What it does: This workout will elevate your heart rate, boost your fitness and kilojoule burn, and keep you from falling into a rut with the same easy pace. “It makes running fun, ups the intensity, and recruits different muscle fibres,” says Paul. “It’s like adding spice to a recipe.” By getting used to what different paces feel like, you can get more benefits out of all your workouts going forward, whether you’re doing a recovery run or racing in your first 5K. Why is that important? “If you’re aware of your running pace, you can control your effort based on the distance or the purpose of the workout or in the race,” says Paul. What’s more, it can help you stay injury-free. If you run the same pace all the time, you recruit the same muscle fibres, in the exact same way over and over. That, says Paul, sets the stage for many common overuse injuries, like runner’s knee and IT-band syndrome. “If you mix up your paces, you recruit different muscle fibres, and some different muscles,” says Paul. “You get more balanced out.”
3. The Even Steven
Walk to warm up, then run three laps around the track. Try to run each loop at the same pace, within five seconds faster or slower than the previous loop.
What it does: This workout builds endurance and teaches you to maintain a steady, consistent effort, which is what you’ll want to do in your first race. “Runners of all abilities tend to just start running as fast as they can, until they tire out and have to quit,” says Paul. Knowing that you have three loops to do, you’ll learn to start your first loop slower and get into a rhythm that you can maintain for all three loops.
4. The Long Run
Want to stretch out your workout for longer? Take walk breaks before you need to at even intervals. That may mean running for just 20 seconds, at first, says Paul. You should be running at a pace that’s easy enough to hold a conversation she says. “If you can’t, slow down.” On the other hand, if you’re running so easy you can sing, pick up the pace, she adds.
What it does: This helps you build endurance without getting injured or discouraged. Taking walk breaks will help you sustain a higher level of energy over a longer period of time for a longer distance.
5. Destination Run
Covering the same old route can get downright old. Run or walk to someplace nearby that you usually drive to and that involves going farther than you usually do. Go to the grocery store; meet a friend at the gym and arrange to get a ride home.

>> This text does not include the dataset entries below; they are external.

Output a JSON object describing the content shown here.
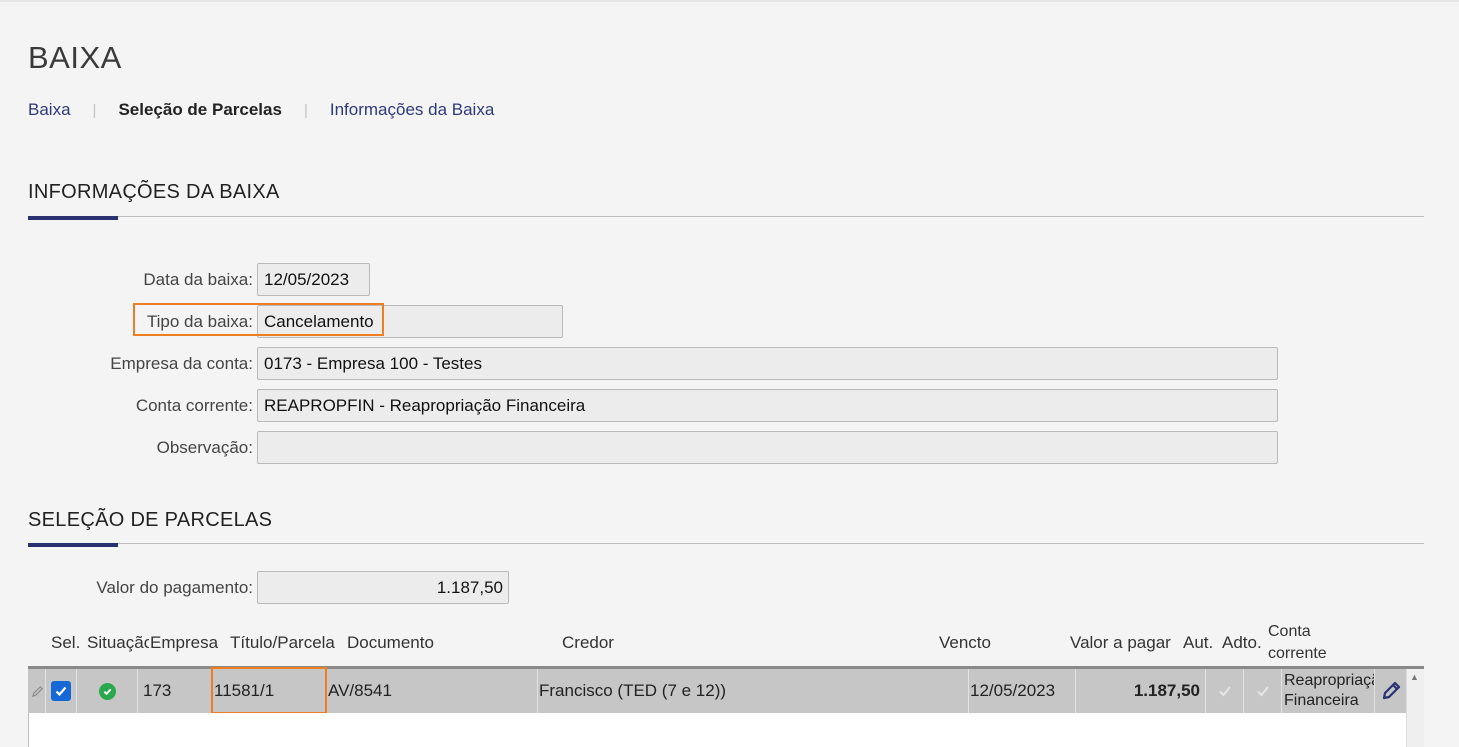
{
  "page": {
    "title": "BAIXA"
  },
  "breadcrumb": {
    "items": [
      {
        "label": "Baixa"
      },
      {
        "label": "Seleção de Parcelas"
      },
      {
        "label": "Informações da Baixa"
      }
    ],
    "separator": "|"
  },
  "info_section": {
    "title": "INFORMAÇÕES DA BAIXA",
    "data_baixa": {
      "label": "Data da baixa:",
      "value": "12/05/2023"
    },
    "tipo_baixa": {
      "label": "Tipo da baixa:",
      "value": "Cancelamento"
    },
    "empresa": {
      "label": "Empresa da conta:",
      "value": "0173 - Empresa 100 - Testes"
    },
    "conta": {
      "label": "Conta corrente:",
      "value": "REAPROPFIN - Reapropriação Financeira"
    },
    "observacao": {
      "label": "Observação:",
      "value": ""
    }
  },
  "selection_section": {
    "title": "SELEÇÃO DE PARCELAS",
    "valor_pagamento": {
      "label": "Valor do pagamento:",
      "value": "1.187,50"
    },
    "columns": {
      "sel": "Sel.",
      "situacao": "Situação",
      "empresa": "Empresa",
      "titulo": "Título/Parcela",
      "documento": "Documento",
      "credor": "Credor",
      "vencto": "Vencto",
      "valor": "Valor a pagar",
      "aut": "Aut.",
      "adto": "Adto.",
      "conta_line1": "Conta",
      "conta_line2": "corrente"
    },
    "rows": [
      {
        "selected": true,
        "situacao": "ok",
        "empresa": "173",
        "titulo": "11581/1",
        "documento": "AV/8541",
        "credor": "Francisco (TED (7 e 12))",
        "vencto": "12/05/2023",
        "valor": "1.187,50",
        "conta_line1": "Reapropriação",
        "conta_line2": "Financeira"
      }
    ]
  },
  "colors": {
    "accent": "#2a3170",
    "link": "#2e3a7a",
    "highlight": "#ef7d22",
    "checkbox": "#1668d6",
    "status_ok": "#2aa94c"
  },
  "icons": {
    "row_edit": "pencil-icon",
    "situacao": "check-circle-icon",
    "row_action": "edit-pencil-icon",
    "scroll_up": "triangle-up-icon"
  }
}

What it does: This builds endurance, and it’s fun. “It feels like you’re on an adventure,” says Paul. And it really changes your perspective! Never noticed that hill before? You will now!